:: Supplied records ::
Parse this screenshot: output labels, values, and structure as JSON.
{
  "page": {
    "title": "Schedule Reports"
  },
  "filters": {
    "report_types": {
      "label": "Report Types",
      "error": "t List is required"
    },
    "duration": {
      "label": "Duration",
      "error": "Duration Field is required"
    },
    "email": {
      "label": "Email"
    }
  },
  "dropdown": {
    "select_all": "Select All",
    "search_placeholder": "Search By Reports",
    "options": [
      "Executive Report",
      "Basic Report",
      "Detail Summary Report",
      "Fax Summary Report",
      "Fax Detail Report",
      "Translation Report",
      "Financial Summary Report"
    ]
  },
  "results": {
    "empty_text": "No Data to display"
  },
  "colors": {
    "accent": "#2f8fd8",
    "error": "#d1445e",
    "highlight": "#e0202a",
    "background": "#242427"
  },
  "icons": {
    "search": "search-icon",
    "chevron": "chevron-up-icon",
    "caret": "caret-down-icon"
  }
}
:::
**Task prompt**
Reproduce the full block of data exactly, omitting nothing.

**Worked solution**
Parse this screenshot: output labels, values, and structure as JSON.
{
  "page": {
    "title": "Schedule Reports"
  },
  "filters": {
    "report_types": {
      "label": "Report Types",
      "error": "t List is required"
    },
    "duration": {
      "label": "Duration",
      "error": "Duration Field is required"
    },
    "email": {
      "label": "Email"
    }
  },
  "dropdown": {
    "select_all": "Select All",
    "search_placeholder": "Search By Reports",
    "options": [
      "Executive Report",
      "Basic Report",
      "Detail Summary Report",
      "Fax Summary Report",
      "Fax Detail Report",
      "Translation Report",
      "Financial Summary Report"
    ]
  },
  "results": {
    "empty_text": "No Data to display"
  },
  "colors": {
    "accent": "#2f8fd8",
    "error": "#d1445e",
    "highlight": "#e0202a",
    "background": "#242427"
  },
  "icons": {
    "search": "search-icon",
    "chevron": "chevron-up-icon",
    "caret": "caret-down-icon"
  }
}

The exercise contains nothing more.